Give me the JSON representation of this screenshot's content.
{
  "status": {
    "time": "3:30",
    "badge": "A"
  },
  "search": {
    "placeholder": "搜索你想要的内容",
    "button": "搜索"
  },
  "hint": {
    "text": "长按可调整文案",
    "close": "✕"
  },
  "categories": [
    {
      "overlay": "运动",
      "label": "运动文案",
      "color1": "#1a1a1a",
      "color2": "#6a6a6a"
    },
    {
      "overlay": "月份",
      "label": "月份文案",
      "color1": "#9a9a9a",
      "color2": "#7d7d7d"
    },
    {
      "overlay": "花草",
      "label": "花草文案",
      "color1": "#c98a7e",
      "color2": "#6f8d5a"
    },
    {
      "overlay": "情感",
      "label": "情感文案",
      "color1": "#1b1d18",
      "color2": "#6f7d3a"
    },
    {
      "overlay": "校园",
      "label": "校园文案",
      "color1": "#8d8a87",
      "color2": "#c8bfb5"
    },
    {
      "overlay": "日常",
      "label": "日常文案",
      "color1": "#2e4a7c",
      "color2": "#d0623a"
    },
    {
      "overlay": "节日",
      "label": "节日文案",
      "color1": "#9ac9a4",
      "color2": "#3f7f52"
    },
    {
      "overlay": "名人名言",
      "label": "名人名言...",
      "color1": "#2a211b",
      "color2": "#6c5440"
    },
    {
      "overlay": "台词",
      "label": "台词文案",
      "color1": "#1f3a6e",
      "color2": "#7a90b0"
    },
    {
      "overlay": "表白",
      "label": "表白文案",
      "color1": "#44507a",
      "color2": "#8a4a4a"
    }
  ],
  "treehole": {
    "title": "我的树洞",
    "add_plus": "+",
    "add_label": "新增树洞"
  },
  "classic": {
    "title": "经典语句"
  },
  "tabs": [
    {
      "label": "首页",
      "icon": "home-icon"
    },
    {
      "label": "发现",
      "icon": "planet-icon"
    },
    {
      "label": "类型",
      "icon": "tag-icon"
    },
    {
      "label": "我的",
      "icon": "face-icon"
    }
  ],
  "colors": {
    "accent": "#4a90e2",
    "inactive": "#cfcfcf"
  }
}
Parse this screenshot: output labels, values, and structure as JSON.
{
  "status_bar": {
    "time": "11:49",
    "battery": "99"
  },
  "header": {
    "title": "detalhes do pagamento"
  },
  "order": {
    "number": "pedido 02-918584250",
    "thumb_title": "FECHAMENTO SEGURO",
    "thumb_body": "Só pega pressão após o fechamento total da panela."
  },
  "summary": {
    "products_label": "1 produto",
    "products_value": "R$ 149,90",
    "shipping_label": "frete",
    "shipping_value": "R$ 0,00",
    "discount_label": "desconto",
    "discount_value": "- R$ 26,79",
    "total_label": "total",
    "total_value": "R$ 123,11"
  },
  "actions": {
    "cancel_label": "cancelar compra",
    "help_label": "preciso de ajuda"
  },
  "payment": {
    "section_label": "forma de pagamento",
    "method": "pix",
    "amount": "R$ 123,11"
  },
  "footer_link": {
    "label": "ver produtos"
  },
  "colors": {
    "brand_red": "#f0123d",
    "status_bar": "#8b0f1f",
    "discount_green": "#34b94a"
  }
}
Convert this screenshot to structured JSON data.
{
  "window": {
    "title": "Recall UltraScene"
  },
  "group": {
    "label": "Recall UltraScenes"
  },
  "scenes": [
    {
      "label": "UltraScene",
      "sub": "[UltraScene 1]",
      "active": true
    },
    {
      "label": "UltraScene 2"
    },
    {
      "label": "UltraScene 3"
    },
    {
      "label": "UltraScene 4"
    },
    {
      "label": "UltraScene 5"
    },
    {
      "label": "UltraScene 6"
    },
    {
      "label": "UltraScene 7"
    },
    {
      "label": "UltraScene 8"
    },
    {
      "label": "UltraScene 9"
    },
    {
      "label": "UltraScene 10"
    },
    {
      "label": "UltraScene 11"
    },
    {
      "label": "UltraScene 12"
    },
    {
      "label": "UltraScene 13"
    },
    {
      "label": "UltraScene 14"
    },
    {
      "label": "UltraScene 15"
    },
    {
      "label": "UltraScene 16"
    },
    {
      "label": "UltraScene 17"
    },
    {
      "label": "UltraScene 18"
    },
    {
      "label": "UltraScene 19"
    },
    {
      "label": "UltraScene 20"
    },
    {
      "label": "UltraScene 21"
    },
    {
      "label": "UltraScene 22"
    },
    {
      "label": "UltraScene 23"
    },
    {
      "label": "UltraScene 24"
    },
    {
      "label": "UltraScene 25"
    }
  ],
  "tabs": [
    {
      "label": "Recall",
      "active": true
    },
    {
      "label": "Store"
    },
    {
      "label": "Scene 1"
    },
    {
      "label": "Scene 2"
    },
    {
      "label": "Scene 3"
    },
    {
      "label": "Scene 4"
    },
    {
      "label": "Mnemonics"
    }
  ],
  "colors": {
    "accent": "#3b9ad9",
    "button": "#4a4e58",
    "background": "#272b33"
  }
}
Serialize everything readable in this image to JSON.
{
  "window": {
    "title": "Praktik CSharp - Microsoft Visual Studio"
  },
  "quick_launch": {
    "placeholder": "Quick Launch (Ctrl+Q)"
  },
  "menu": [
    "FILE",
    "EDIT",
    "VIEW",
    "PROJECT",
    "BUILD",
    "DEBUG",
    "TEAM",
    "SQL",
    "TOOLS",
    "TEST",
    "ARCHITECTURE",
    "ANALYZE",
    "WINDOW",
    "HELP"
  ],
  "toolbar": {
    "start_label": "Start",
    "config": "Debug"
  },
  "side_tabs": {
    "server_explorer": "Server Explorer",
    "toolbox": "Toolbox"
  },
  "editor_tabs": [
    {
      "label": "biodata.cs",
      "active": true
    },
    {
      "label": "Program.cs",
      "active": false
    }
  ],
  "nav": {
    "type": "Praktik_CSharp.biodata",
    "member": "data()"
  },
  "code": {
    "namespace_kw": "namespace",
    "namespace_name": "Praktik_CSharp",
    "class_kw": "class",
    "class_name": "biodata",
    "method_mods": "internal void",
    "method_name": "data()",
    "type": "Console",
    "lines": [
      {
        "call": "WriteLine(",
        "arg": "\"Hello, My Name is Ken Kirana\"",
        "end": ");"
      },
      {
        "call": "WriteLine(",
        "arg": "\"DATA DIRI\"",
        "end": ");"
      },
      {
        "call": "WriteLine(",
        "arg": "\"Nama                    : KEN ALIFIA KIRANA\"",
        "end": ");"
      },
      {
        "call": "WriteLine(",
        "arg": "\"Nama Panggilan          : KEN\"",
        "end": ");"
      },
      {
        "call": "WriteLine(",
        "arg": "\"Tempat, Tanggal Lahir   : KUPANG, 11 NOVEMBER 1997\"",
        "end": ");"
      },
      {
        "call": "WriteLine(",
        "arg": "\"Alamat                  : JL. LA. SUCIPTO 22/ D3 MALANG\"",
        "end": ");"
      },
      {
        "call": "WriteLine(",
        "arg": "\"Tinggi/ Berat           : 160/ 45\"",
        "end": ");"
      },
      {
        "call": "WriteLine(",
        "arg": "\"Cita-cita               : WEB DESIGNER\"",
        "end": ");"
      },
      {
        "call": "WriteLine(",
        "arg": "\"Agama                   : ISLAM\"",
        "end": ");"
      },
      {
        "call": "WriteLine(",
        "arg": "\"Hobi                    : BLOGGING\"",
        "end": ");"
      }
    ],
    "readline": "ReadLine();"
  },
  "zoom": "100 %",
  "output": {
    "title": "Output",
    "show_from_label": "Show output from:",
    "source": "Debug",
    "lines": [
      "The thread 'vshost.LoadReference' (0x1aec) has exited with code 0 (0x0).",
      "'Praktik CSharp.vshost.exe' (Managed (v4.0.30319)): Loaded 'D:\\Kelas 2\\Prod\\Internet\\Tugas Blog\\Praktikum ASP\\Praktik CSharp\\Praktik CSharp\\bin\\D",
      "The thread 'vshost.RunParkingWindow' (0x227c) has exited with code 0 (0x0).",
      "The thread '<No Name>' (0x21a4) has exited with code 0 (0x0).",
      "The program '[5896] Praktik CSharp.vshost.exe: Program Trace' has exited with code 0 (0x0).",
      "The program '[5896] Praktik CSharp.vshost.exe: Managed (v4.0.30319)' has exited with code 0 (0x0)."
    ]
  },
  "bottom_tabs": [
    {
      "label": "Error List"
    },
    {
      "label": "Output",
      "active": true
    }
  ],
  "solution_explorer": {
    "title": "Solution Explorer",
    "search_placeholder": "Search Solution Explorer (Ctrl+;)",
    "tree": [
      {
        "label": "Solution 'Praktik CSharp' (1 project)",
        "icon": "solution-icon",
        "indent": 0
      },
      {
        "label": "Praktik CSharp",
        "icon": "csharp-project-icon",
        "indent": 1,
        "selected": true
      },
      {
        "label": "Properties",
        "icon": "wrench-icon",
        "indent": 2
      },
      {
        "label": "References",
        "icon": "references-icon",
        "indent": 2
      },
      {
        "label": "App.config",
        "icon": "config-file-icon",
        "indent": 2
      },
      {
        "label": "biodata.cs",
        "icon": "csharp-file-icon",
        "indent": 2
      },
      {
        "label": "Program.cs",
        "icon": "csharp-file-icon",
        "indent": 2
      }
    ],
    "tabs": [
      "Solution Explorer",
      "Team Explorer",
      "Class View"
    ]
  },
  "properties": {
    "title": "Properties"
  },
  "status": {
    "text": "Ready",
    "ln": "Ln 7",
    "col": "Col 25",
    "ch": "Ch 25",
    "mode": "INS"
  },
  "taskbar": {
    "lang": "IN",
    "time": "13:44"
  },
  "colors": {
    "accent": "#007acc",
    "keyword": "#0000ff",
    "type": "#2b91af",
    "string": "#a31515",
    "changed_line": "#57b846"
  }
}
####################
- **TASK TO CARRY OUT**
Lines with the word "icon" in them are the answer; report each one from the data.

- **ANSWER FOR THIS EXERCISE**
      "icon": "home-icon"
      "icon": "planet-icon"
      "icon": "tag-icon"
      "icon": "face-icon"
        "icon": "solution-icon",
        "icon": "csharp-project-icon",
        "icon": "wrench-icon",
        "icon": "references-icon",
        "icon": "config-file-icon",
        "icon": "csharp-file-icon",
        "icon": "csharp-file-icon",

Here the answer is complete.